#### TASK INPUT ####
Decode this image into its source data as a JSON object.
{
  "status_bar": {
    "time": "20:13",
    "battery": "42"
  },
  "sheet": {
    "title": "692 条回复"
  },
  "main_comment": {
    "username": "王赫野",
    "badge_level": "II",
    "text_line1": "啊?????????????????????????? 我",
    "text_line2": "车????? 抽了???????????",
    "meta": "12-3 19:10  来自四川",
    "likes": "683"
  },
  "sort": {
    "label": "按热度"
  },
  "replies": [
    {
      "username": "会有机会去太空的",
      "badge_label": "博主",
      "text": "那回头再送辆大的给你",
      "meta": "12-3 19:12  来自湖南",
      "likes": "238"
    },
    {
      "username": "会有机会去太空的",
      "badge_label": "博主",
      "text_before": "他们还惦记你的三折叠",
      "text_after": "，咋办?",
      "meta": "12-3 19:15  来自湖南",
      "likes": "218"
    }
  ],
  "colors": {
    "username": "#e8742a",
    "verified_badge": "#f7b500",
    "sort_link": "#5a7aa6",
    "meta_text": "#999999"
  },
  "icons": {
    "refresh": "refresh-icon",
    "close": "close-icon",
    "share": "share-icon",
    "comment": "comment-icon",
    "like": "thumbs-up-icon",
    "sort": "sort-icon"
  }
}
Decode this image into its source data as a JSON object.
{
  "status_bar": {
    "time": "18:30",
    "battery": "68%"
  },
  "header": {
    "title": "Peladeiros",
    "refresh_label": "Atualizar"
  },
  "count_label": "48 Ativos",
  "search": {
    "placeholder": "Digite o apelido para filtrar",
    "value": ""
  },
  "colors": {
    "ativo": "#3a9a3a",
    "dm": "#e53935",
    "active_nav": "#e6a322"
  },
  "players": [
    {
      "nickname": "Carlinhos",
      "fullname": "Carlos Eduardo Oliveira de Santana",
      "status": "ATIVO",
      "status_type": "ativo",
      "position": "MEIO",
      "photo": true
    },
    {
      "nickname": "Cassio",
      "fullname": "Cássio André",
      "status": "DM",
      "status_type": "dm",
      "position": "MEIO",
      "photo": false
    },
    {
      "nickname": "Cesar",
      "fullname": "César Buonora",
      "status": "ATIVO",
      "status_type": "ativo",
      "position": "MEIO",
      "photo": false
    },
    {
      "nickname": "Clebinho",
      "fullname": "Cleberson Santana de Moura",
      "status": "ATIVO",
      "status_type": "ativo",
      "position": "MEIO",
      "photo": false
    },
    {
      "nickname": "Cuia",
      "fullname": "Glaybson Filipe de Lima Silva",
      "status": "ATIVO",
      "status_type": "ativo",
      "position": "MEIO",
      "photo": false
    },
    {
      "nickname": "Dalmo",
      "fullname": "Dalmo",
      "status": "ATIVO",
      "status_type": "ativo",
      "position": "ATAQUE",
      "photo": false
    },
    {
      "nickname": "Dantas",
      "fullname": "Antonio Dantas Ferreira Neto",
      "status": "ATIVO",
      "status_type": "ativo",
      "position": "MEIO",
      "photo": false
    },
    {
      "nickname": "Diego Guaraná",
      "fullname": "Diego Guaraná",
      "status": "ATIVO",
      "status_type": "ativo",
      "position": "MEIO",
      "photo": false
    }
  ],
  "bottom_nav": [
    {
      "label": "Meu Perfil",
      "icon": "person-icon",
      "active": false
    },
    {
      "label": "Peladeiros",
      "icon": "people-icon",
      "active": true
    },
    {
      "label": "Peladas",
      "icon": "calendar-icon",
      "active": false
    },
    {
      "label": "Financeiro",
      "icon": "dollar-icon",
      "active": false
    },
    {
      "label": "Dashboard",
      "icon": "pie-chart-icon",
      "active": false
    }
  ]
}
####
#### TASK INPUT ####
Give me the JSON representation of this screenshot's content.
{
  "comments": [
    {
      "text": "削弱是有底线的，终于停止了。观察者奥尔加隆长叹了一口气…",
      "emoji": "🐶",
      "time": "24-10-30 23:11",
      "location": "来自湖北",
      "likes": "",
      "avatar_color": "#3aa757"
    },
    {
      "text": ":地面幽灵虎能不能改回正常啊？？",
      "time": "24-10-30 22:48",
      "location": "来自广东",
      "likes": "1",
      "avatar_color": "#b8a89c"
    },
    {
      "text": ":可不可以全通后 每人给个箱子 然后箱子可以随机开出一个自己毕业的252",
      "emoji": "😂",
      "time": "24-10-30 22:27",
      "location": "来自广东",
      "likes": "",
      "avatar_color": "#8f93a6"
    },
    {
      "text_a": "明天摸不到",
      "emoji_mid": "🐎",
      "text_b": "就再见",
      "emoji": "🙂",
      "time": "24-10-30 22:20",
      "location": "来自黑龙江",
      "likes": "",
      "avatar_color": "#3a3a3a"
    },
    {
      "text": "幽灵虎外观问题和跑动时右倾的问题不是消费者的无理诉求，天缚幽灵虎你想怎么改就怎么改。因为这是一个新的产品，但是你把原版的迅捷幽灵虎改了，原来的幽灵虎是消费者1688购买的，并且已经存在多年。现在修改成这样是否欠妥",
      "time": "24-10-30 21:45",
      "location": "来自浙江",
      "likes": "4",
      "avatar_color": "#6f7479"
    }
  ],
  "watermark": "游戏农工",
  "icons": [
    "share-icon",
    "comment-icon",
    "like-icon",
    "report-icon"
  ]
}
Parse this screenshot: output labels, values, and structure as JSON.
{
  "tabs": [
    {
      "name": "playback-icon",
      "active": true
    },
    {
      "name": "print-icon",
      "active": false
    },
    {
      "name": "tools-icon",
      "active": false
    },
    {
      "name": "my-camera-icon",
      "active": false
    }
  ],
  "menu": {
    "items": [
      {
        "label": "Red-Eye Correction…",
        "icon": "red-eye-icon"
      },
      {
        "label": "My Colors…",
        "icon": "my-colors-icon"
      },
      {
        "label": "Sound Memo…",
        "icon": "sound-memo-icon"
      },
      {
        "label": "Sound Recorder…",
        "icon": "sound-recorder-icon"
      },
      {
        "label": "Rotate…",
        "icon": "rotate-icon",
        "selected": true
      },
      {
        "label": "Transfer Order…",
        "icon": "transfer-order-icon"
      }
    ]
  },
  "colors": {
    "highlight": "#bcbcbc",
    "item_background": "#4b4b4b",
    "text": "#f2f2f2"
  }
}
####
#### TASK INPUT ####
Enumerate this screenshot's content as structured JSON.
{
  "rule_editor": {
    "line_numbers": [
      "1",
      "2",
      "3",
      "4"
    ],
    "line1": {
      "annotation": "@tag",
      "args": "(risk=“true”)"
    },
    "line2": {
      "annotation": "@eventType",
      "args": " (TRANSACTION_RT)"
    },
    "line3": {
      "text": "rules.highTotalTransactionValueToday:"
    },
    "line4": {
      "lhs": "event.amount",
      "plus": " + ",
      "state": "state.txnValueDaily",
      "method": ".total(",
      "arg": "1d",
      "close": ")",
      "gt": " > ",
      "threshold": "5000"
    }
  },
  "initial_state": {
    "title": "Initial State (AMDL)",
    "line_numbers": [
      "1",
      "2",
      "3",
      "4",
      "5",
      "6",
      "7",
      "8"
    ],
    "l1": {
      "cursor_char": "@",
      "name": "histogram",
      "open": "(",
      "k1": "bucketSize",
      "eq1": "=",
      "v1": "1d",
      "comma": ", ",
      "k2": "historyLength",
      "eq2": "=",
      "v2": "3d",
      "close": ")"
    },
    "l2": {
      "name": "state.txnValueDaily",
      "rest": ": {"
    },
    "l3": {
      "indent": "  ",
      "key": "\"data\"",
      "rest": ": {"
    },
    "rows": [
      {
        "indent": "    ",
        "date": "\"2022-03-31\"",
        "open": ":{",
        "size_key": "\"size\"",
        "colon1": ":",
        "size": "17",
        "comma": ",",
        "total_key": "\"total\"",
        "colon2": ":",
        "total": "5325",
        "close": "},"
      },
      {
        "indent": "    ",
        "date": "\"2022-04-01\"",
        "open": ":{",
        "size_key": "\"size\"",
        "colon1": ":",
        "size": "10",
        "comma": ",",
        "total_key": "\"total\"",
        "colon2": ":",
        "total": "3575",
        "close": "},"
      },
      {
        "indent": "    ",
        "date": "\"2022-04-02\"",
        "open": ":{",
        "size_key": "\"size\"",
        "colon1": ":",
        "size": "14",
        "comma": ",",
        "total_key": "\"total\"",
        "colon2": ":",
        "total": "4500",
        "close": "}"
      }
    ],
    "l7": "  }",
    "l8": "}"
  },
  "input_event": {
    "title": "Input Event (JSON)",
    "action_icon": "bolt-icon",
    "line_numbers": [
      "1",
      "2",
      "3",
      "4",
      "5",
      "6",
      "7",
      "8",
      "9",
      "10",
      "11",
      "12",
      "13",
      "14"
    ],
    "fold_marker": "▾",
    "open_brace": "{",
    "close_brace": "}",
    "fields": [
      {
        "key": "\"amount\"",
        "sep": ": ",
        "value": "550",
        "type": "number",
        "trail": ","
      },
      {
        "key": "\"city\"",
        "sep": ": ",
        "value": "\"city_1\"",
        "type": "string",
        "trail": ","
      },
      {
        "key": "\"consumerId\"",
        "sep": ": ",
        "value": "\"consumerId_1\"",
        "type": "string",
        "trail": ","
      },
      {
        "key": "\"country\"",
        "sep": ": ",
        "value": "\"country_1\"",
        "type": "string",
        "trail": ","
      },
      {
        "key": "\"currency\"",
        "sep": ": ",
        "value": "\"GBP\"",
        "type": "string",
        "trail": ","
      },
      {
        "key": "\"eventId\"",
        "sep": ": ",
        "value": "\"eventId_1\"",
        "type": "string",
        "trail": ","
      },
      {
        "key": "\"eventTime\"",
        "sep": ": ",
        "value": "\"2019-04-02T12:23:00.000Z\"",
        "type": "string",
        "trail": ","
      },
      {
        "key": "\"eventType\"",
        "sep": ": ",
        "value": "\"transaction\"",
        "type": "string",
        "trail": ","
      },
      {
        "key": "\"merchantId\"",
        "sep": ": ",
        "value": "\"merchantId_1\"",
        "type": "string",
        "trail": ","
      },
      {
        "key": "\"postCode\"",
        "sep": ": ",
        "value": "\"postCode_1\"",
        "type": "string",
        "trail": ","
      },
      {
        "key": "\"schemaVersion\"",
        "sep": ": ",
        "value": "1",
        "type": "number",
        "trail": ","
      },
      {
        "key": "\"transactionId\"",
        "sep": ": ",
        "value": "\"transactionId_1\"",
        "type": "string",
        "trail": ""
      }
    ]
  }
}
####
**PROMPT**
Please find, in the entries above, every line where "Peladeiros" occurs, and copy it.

**OUTPUT**
    "title": "Peladeiros",
      "label": "Peladeiros",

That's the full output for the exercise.